One of the nice things about having a blog is that it makes you accountable. Left to my own devices I probably would have abandoned the trophy head project and forgotten about it, because I couldn't figure out how to paint it. But I'll be damned if I'm going to admit defeat on the internet.
Also, this level of accountability has forced me to actually think constructively about the problem, rather than ignoring it like the lazy civil servant that I am. This led me to the valuable realization that one of the main reasons I don't like painting is that I find the surface texture of the paint disappointing. Now I know what the problem is, I can work out how to overcome it. In the case of the trophy head, I can already think of some interesting possibilities to explore.

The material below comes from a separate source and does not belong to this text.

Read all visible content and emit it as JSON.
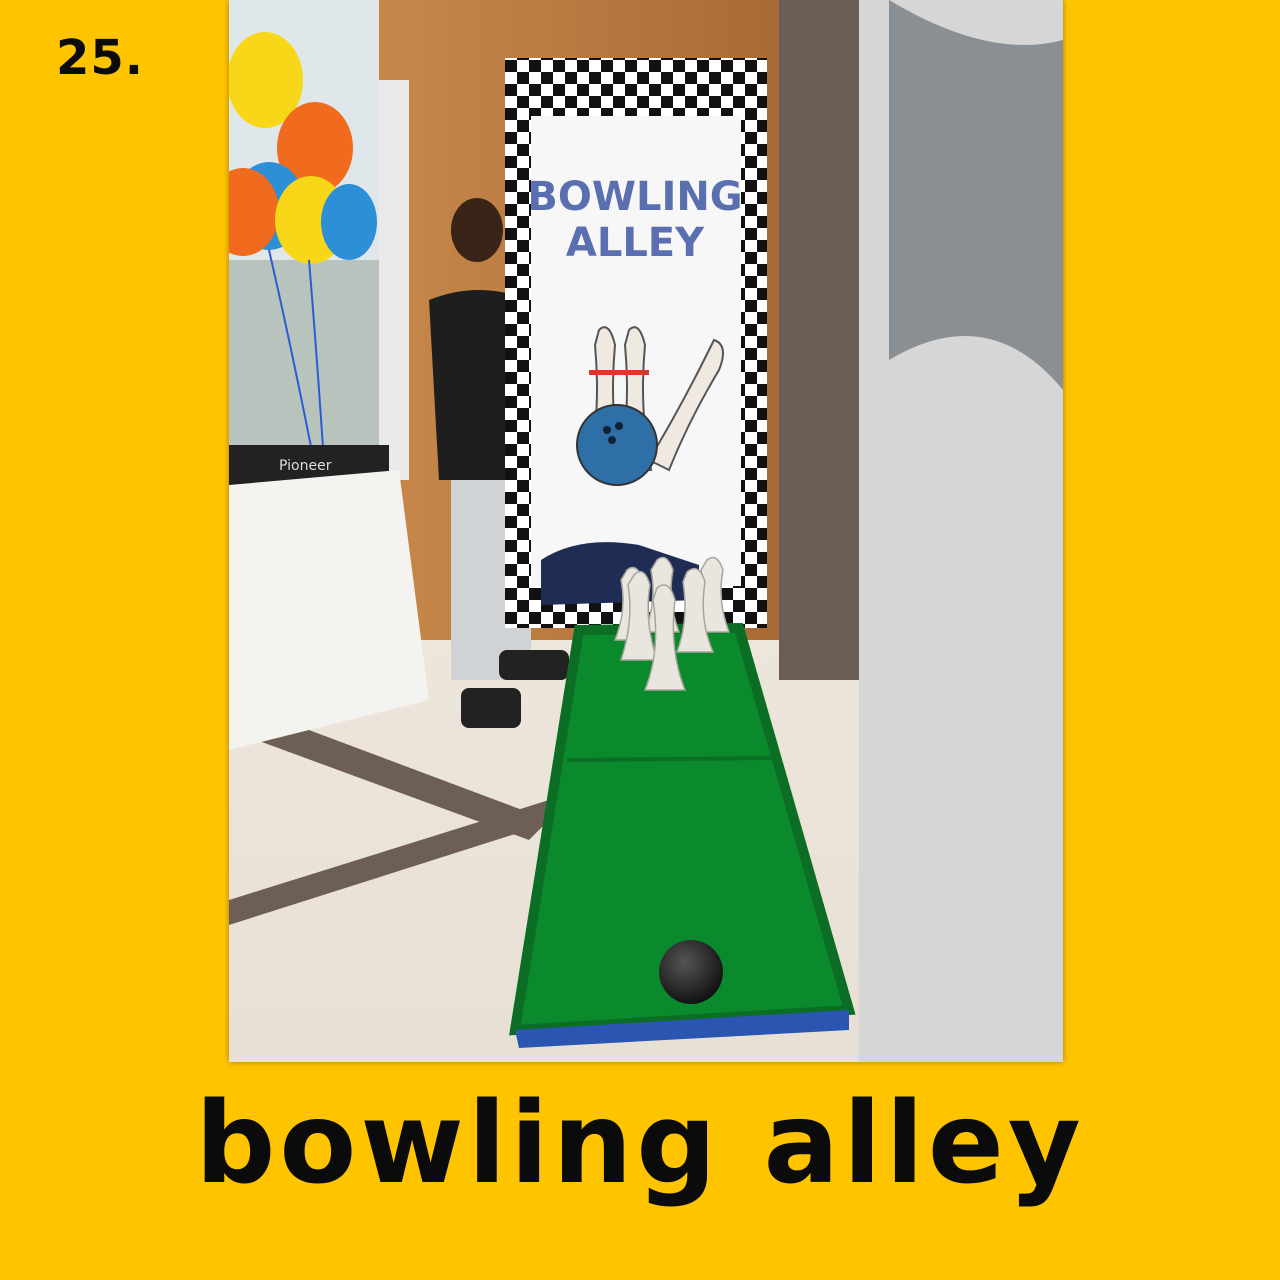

I've started by adding some blue and green markings to the head. Despite being subtle, they're rather eye-catching and I quite like them. However, I think I need some white accents to really bring out the markings and harmonise with the blue-grey theme.

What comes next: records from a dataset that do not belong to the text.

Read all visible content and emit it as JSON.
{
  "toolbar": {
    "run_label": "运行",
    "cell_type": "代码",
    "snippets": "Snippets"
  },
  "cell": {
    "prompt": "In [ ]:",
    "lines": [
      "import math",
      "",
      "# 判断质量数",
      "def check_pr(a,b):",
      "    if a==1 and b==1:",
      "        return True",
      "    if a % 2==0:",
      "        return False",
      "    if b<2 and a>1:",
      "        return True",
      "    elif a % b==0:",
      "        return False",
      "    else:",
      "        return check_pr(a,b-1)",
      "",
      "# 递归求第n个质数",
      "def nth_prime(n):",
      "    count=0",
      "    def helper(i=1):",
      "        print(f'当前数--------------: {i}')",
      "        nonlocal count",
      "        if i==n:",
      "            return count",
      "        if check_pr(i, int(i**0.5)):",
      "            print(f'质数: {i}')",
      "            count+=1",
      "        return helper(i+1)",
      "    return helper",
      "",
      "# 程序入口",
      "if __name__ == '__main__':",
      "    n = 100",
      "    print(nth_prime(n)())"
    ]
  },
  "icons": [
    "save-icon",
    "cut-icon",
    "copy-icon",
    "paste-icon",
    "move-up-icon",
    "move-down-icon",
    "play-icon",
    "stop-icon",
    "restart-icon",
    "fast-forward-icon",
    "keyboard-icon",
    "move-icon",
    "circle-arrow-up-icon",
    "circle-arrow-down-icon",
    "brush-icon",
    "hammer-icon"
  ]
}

A lot of marine animals, like this purple-striped jellyfish, use striped markings for camouflage. The stripes break up the animal's outline and make it difficult for predators and/or prey to recognise the animal's shape, much the same way that zebras' and tigers' stripes work. I think I'd like to give my head striped markings.

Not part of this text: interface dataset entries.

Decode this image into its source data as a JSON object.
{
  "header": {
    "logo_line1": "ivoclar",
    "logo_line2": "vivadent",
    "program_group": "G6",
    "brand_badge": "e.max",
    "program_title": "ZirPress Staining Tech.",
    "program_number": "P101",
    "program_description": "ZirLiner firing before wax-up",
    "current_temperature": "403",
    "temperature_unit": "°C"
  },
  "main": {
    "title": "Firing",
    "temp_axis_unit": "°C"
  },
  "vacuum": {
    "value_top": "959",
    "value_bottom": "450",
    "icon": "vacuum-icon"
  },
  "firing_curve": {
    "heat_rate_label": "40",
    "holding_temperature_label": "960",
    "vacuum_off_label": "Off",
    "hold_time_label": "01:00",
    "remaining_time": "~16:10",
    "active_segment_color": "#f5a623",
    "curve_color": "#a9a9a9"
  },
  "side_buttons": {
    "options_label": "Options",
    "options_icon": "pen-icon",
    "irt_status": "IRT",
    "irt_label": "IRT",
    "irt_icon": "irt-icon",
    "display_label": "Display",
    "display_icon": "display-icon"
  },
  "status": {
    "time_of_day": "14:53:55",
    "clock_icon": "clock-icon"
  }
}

|Picture from National Geographic|
Fun fact: in the armed forces this type of striped camouflage was known as "dazzle paint" or "dazzle camouflage". It was used in World Wars I and II by the British and Americans to camouflage battleships, and it worked by "making it difficult to estimate a target's range, speed and heading". Here's the HMAS Yarra in full op-art livery, circa 1942:
|Image from Wikipedia|